"Conquered by the sparrows": avian invasions in French North Africa, circa 1871-1920.

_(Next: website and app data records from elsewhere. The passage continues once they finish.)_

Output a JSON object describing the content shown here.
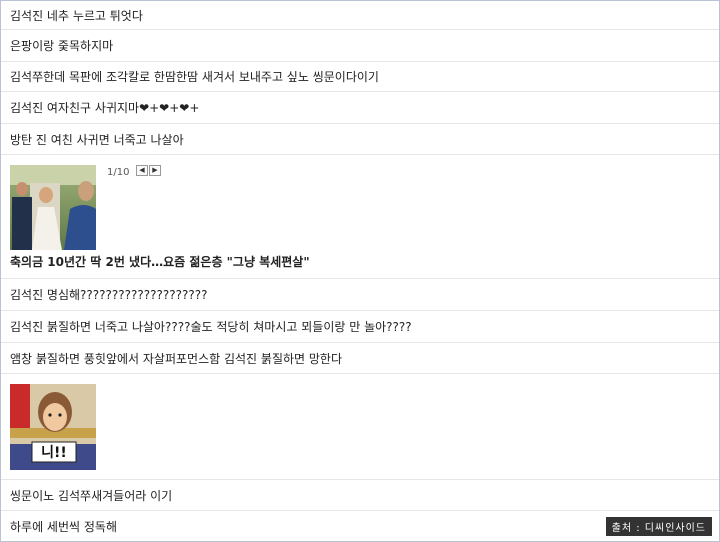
{
  "comments": [
    {
      "text": "김석진 네추 누르고 튀엇다"
    },
    {
      "text": "은팡이랑 줒목하지마"
    },
    {
      "text": "김석쭈한데 목판에 조각칼로 한땀한땀 새겨서 보내주고 싶노 씽문이다이기"
    },
    {
      "text": "김석진 여자친구 사귀지마❤+❤+❤+"
    },
    {
      "text": "방탄 진 여친 사귀면 너죽고 나살아"
    }
  ],
  "article": {
    "image": "wedding-photo",
    "counter": "1/10",
    "prev_icon": "triangle-left-icon",
    "next_icon": "triangle-right-icon",
    "headline": "축의금 10년간 딱 2번 냈다…요즘 젊은층 \"그냥 복세편살\""
  },
  "comments2": [
    {
      "text": "김석진 명심해????????????????????"
    },
    {
      "text": "김석진 붉질하면 너죽고 나살아????술도 적당히 쳐마시고 뫼들이랑 만 놀아????"
    },
    {
      "text": "앰창 붉질하면 풍힛앞에서 자살퍼포먼스함 김석진 붉질하면 망한다"
    }
  ],
  "sticker": {
    "caption": "니!!"
  },
  "comments3": [
    {
      "text": "씽문이노 김석쭈새겨들어라 이기"
    },
    {
      "text": "하루에 세번씩 정독해"
    }
  ],
  "source_label": "출처 : 디씨인사이드",
  "colors": {
    "border": "#b9c3d3",
    "divider": "#e6e6e6",
    "source_bg": "#333333"
  }
}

Wheat and barley farmers in North Africa during the French colonial period often experienced plagues of migrating Spanish sparrows (Passer hispaniolensis) that significantly affected the rural economy. Each spring, breeding sparrows nested near fields to raise their young and to consume the winter crop as it matured. This article documents the extent of the avian nuisance in the late nineteenth and early twentieth centuries, focusing especially on eastern Algeria. It argues that changes in rural infrastructure and land use, notably the establishment of large farms and the wide-scale planting of eucalyptus trees, made many European settlements more attractive to the migrating sparrows. A warmer climate following the Little Ice Age may also have contributed to an increase in the size and range of Spanish sparrow populations in North Africa. Demonstrating a deep understanding of the environmental challenge that they faced, settler communities enacted a range of collective responses to the bird plagues, which resembled local forms of an "environmental management state." They also consistently demanded state action in response to these plagues, but metropolitan bird protection laws appear to have limited the colonial government's options and appetite for action in French Algeria. The sparrow problem could be managed but not overcome.